Now don’t get me wrong: I’m sure she was a beautiful person. I assume that in this world she faced her share of challenges, took satisfaction in her accomplishments, and was no stranger to personal tragedy and loss. In other words, she was just like the rest of us. But having a three-octave range is no more of an achievement than graduating vocational school. (Perhaps Houston leveraged her considerable wealth and influence for charitable or humanitarian causes, but its not mentioned in any of the late-breaking news reports I’ve seen so far.)

Everyday, decent, hard-working, selfless people die anonymous deaths—their passing barely noted by anyone save a few close family members. My job has brought me into an uncomfortable proximity with this cold fact.

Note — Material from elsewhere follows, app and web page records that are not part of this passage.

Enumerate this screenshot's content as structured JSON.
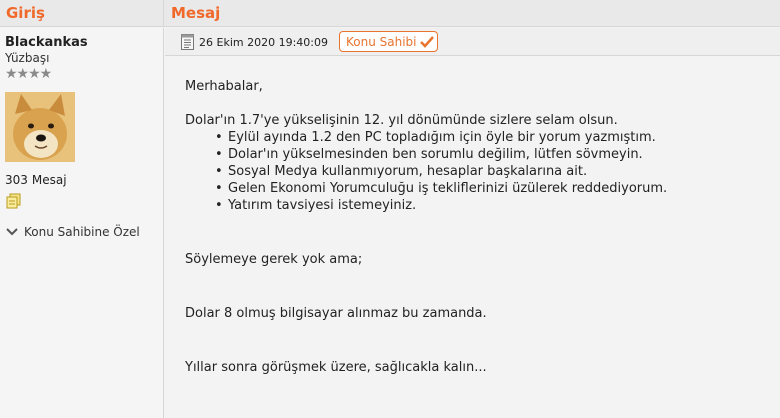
{
  "header": {
    "left_title": "Giriş",
    "right_title": "Mesaj"
  },
  "author": {
    "username": "Blackankas",
    "rank": "Yüzbaşı",
    "stars": "★★★★",
    "post_count": "303",
    "post_label": "Mesaj",
    "private_label": "Konu Sahibine Özel"
  },
  "post": {
    "date": "26 Ekim 2020 19:40:09",
    "owner_badge": "Konu Sahibi",
    "greeting": "Merhabalar,",
    "intro": "Dolar'ın 1.7'ye yükselişinin 12. yıl dönümünde sizlere selam olsun.",
    "bullets": [
      "Eylül ayında 1.2 den PC topladığım için öyle bir yorum yazmıştım.",
      "Dolar'ın yükselmesinden ben sorumlu değilim, lütfen sövmeyin.",
      "Sosyal Medya kullanmıyorum, hesaplar başkalarına ait.",
      "Gelen Ekonomi Yorumculuğu iş tekliflerinizi üzülerek reddediyorum.",
      "Yatırım tavsiyesi istemeyiniz."
    ],
    "line1": "Söylemeye gerek yok ama;",
    "line2": "Dolar 8 olmuş bilgisayar alınmaz bu zamanda.",
    "line3": "Yıllar sonra görüşmek üzere, sağlıcakla kalın..."
  },
  "colors": {
    "accent": "#f0692a",
    "badge": "#e8742e",
    "check": "#e8742e"
  },
  "icons": [
    "document-icon",
    "check-icon",
    "copy-quote-icon",
    "chevron-down-icon",
    "avatar-doge"
  ]
}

Poet John Donne once wrote eloquently of the immutable connection we humans share, our interdependence upon each other. Everyone matters. But Hollywood has subverted that noble truth: In today’s culture, no one matters except the very beautiful and famous.

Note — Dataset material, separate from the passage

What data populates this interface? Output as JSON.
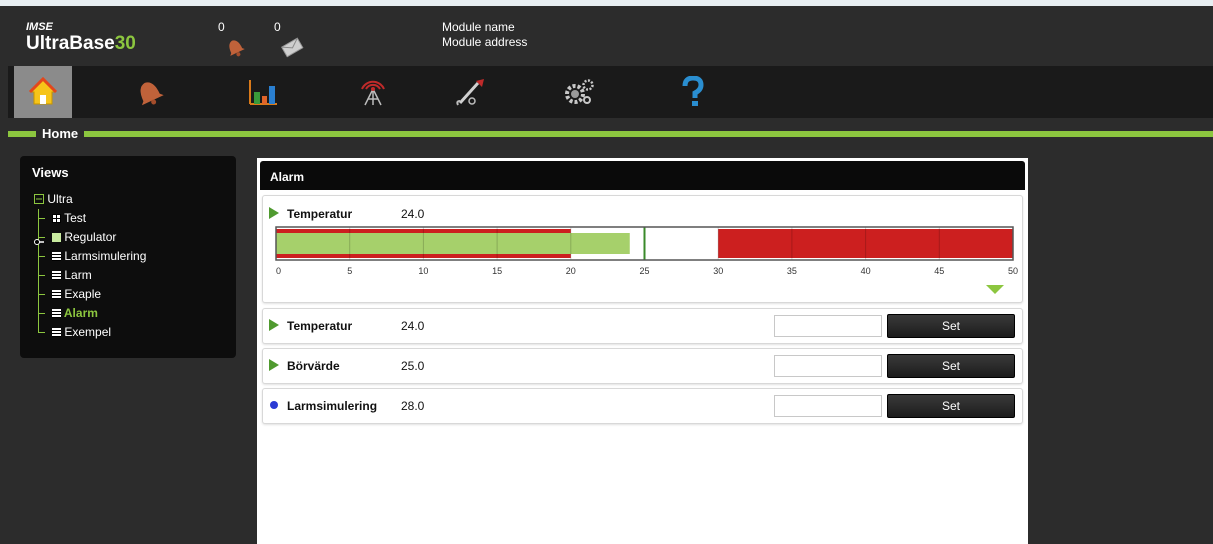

Tonight’s award program will feature an unabashed celebration of Ms. Houston, I’m sure. Perhaps fans will hold a candlelight vigil, or place teddy bears and roses on the sidewalk in front of the Beverly Hilton. But such outpouring has always given me a certain existential dysphoria.

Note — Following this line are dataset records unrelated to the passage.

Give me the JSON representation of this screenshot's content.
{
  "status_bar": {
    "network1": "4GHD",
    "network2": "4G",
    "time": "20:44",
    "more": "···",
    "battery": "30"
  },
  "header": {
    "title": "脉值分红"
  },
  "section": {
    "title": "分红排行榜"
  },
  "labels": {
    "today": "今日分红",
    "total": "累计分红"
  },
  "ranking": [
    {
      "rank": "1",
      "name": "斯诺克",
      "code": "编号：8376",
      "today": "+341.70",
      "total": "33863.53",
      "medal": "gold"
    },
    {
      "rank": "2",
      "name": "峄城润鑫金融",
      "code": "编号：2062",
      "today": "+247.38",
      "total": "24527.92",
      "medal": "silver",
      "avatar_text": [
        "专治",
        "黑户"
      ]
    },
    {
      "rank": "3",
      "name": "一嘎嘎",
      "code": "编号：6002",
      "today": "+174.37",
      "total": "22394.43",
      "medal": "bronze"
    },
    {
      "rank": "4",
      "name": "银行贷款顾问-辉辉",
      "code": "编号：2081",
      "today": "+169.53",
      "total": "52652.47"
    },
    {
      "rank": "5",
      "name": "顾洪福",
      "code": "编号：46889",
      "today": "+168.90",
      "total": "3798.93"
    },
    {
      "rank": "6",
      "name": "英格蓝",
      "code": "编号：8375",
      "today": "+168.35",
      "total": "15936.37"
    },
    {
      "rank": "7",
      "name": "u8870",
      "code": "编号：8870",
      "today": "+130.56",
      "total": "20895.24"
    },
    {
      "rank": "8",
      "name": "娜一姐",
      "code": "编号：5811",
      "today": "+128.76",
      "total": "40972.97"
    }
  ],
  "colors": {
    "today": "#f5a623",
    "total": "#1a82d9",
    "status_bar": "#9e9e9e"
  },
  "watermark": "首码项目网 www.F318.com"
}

By idolizing the one, we diminish the “all.”

Friday, February 3, 2012

Mom, February 3, 1935-April 13, 1990

She was driving that little red hatchback to a routine appointment when she started feeling dizzy, and pulled over. A few hours later she was sitting upright in a hospital bed, having just learned that the afternoon’s scans and tests revealed she had brain tumor.

Surgery, radiation, chemo. It did little to slow the inexorable progression of a high-grade astrocytoma.

She had sent six kids through Catholic school. Her mothering skills were a deft combination of pediatrician, short-order cook, janitor, cab driver, party planner, and armchair psychiatrist. She wasn’t perfect, of course; what mother is? But she had spent years wrestling with the demons of her own past—an estranged father and overbearing mother—and struggling chronic, debilitating health problems, all while raising six kids of her own. The life had left her exhausted and understandably high-strung.

But now she had finally begun to relax. She took satisfaction in watching an elder son marry, just as her youngest daughter was transitioning into young adulthood. At last she could sit back and savor years of hard work like a maturing fine wine.

Until that afternoon in December cut everything short.

Sixteen months later, I stood at her bedside in a nursing home, clutching her frail hand. The hallways reeked of industrial-grade antiseptics, bland institutional food, and stale urine. She held me with a vacant gaze—did she still recognize her middle son?

Later that night, the ringing phone by my bedside startled me from a dreamless sleep. A call that we had all come to expect, come to accept.

Sometimes it's hard not to fixate on those days and nights.

But when the weather turns cool, and gray clouds blanket the winter sky…

I’m pulled back in time to that little home in a small town in upstate New York…

…a warm amber glow emanates from the kitchen, the sounds of pots and pans clattering, the sweet smell of supper made from scratch…

and I am once again

(and forever)

…her little boy

Thursday, February 2, 2012

When I Look at the World...

“When you look at the world
What is it that you see?
People find all kinds of things
That bring them to their knees...

When there's all kinds of chaos
And everyone is walking lame
You don't even blink now, do you
Or even look away…

I'm in the waiting room
Can't see for the smoke
I think of you and your holy book
While the rest of us choke…

So I try to be like you
Try to feel it like you do
But without you it's no use
I can't see what you see
When I look at the world…

Tell me, tell me, what do you see?
Tell me, tell me, what's wrong with me”

(“When I Look at the World,” lyrics by U2)